** Opening SOURCE DATA block **
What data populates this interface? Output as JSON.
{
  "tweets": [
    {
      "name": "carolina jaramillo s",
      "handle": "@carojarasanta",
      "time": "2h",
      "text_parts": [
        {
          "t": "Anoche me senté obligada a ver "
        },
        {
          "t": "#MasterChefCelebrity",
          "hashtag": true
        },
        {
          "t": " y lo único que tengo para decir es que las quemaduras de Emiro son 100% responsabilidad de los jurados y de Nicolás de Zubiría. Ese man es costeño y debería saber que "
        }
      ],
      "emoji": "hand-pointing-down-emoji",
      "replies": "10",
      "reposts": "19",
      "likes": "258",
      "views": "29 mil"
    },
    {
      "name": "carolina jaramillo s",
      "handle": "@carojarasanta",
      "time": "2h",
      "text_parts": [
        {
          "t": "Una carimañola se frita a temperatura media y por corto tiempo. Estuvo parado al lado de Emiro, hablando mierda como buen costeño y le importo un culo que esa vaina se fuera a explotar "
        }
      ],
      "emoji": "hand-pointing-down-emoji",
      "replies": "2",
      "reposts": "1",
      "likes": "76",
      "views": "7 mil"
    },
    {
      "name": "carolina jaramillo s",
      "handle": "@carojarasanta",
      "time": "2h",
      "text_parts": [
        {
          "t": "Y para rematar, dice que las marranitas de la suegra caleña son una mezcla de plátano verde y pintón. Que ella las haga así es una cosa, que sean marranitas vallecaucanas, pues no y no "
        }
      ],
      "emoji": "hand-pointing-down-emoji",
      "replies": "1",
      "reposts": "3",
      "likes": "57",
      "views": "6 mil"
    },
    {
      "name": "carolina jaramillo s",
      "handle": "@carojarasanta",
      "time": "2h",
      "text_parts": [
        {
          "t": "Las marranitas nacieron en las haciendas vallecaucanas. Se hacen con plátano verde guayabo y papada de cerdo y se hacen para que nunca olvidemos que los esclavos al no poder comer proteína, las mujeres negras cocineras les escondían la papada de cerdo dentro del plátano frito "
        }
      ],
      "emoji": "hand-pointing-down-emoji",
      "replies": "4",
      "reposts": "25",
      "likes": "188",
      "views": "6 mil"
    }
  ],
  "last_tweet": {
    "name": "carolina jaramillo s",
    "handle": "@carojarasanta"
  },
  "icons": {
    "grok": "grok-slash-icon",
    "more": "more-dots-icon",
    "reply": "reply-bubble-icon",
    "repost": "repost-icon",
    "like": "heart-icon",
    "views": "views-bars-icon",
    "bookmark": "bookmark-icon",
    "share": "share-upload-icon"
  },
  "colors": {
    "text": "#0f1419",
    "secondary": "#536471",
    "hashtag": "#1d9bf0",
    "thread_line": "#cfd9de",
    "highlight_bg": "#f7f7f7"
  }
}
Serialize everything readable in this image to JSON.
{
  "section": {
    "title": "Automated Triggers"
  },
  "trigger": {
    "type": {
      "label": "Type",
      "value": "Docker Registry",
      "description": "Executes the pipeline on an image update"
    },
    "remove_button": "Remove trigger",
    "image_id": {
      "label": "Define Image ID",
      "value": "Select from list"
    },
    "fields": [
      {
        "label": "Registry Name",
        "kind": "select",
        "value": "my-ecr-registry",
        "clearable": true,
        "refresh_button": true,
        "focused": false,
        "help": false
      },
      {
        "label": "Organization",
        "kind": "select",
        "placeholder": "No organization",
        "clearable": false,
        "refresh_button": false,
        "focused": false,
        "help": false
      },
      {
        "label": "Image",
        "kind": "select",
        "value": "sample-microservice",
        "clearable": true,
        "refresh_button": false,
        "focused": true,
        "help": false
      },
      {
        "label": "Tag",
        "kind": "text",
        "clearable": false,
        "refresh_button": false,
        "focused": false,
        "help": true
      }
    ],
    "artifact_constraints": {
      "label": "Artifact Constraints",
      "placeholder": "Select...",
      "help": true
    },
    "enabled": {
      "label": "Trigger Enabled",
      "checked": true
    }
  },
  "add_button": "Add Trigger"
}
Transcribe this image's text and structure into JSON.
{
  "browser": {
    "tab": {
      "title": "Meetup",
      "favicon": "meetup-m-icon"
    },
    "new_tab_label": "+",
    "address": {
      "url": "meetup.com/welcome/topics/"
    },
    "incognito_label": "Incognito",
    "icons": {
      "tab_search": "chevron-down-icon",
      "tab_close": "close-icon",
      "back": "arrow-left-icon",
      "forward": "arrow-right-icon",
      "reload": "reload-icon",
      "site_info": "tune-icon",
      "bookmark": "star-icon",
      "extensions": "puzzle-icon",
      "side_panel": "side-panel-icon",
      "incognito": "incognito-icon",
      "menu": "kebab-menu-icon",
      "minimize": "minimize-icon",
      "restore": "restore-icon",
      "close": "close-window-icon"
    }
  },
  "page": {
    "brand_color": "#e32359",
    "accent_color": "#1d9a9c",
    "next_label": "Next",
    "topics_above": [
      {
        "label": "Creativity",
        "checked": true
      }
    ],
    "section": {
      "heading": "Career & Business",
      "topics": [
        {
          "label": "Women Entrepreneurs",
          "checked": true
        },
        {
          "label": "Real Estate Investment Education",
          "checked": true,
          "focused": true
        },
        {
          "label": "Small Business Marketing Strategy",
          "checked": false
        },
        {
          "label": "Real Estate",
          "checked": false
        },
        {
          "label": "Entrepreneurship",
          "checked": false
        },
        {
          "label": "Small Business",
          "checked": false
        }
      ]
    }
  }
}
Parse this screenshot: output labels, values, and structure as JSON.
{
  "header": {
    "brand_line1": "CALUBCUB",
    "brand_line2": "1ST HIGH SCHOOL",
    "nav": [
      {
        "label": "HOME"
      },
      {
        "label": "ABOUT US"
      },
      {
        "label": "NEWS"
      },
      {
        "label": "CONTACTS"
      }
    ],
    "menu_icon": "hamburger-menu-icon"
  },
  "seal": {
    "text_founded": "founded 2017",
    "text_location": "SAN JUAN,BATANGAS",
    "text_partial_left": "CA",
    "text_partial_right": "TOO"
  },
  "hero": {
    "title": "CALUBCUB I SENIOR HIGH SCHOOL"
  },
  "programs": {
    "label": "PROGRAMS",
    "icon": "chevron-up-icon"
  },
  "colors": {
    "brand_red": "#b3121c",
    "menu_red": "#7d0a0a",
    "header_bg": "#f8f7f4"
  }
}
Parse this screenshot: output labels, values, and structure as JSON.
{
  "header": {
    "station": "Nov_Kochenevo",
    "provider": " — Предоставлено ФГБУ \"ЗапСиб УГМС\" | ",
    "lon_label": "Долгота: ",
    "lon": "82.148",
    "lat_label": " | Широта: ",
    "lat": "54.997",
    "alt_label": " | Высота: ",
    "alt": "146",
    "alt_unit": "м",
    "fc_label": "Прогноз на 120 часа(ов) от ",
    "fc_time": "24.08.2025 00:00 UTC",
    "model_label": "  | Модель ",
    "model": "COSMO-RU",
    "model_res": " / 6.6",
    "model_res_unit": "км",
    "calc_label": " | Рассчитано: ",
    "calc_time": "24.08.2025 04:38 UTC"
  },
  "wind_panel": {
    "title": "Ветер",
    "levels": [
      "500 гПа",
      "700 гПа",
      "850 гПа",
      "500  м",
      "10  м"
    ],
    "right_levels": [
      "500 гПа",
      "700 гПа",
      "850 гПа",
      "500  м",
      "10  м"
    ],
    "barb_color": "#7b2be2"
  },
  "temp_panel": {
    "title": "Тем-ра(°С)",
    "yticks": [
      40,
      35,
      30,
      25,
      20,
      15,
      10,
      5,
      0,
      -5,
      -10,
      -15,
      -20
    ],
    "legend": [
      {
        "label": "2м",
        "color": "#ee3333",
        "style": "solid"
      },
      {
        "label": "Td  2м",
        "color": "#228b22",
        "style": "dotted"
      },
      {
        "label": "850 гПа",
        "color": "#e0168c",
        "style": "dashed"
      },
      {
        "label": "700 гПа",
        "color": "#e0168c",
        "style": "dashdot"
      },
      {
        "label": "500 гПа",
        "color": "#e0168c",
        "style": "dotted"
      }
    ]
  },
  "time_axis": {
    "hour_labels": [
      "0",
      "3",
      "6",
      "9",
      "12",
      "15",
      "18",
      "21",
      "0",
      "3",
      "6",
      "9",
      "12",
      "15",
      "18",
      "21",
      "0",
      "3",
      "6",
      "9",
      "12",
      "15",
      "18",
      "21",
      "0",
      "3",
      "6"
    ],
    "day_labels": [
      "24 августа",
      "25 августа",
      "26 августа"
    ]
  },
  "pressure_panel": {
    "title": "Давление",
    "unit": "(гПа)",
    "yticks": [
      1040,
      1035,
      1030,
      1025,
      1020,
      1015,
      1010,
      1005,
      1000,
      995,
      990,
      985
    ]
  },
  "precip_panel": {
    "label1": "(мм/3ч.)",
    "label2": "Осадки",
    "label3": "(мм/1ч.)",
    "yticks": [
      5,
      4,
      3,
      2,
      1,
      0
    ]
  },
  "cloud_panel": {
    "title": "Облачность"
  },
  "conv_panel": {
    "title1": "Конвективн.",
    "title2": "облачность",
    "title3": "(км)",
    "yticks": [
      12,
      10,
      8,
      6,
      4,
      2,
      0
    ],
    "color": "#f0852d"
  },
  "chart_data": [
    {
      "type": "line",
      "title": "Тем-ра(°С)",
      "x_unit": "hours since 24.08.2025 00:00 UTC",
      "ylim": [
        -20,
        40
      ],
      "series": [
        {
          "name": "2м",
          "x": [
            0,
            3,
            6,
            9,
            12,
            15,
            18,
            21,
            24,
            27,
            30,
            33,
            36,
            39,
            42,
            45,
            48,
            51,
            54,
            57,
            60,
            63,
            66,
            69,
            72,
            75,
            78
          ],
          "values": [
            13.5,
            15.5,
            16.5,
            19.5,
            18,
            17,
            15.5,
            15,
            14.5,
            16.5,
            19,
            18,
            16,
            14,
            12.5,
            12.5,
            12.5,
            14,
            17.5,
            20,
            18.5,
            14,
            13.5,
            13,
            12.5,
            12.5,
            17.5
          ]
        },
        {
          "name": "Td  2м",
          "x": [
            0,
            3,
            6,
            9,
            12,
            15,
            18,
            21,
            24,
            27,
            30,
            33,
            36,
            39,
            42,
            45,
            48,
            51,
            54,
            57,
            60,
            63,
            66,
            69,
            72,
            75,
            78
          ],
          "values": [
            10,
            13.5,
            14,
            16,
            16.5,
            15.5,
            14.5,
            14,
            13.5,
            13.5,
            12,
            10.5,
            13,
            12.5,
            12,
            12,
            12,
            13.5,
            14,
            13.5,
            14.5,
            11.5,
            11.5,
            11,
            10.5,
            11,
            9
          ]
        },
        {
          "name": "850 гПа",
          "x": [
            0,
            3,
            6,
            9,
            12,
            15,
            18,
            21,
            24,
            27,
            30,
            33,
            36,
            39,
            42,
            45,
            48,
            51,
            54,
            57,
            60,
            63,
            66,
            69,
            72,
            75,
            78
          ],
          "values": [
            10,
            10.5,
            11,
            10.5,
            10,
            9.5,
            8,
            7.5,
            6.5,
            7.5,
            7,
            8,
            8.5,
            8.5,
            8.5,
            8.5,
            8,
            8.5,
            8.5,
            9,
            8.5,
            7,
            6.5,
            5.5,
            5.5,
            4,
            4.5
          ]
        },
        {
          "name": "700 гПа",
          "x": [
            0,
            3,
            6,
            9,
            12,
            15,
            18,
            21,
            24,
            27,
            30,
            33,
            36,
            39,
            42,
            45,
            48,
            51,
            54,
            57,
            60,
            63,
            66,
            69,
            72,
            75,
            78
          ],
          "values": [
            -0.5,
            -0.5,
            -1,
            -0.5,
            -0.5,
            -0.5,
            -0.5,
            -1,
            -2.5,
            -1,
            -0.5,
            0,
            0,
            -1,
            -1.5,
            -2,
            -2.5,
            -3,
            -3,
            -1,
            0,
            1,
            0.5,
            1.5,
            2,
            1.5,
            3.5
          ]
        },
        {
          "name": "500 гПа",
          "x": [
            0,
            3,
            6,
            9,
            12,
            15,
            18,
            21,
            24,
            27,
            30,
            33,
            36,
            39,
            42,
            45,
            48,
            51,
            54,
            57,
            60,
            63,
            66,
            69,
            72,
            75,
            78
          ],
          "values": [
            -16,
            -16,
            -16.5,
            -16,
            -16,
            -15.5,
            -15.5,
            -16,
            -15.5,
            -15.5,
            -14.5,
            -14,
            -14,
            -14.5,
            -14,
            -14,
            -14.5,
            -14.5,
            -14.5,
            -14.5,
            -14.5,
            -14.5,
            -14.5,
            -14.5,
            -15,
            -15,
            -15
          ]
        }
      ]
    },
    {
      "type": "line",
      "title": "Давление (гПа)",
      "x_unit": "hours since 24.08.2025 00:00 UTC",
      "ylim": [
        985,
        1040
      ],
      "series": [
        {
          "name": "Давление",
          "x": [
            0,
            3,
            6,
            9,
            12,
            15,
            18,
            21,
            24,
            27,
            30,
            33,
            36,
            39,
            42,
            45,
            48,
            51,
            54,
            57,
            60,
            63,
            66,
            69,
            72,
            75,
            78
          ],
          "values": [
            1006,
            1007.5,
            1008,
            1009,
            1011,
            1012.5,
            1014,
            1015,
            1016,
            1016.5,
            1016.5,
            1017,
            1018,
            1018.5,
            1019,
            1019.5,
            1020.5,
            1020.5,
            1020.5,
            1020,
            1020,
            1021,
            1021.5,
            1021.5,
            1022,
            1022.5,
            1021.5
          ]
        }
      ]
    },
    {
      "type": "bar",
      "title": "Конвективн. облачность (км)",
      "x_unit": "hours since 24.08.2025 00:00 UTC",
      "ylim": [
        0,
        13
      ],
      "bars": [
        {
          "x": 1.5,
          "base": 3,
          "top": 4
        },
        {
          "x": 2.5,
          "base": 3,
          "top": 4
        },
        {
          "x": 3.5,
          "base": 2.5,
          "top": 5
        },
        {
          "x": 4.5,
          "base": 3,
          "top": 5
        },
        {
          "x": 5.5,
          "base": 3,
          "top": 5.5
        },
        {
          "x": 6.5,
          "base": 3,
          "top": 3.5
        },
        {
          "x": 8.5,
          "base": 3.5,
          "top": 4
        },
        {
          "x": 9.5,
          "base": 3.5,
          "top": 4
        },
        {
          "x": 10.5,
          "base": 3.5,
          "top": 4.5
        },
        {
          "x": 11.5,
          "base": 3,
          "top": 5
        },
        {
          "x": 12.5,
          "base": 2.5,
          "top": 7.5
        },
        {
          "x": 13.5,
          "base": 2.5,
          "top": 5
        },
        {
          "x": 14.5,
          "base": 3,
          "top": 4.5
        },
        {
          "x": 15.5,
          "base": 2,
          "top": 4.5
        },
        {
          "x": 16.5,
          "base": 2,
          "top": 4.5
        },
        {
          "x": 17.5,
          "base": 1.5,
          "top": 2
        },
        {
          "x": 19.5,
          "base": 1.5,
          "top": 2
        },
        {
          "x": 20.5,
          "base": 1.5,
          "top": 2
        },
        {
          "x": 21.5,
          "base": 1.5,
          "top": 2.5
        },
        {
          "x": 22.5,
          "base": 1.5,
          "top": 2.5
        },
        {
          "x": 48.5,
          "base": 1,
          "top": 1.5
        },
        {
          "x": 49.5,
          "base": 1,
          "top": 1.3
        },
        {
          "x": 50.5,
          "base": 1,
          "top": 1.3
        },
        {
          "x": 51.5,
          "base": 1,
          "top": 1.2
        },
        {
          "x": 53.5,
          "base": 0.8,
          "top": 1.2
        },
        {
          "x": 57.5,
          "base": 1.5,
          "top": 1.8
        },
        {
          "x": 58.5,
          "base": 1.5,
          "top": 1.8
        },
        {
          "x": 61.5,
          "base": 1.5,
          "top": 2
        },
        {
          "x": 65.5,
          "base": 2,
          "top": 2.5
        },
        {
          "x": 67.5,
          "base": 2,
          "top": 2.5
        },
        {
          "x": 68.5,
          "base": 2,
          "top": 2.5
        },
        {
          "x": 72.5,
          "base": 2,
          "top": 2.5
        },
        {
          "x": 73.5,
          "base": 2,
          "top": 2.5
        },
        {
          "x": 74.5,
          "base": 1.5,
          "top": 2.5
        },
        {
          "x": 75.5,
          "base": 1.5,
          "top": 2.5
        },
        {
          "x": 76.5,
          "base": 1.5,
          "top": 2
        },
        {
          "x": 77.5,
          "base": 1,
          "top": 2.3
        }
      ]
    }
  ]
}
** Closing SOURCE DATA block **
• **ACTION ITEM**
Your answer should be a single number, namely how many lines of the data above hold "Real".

• **TASK RESULT**
2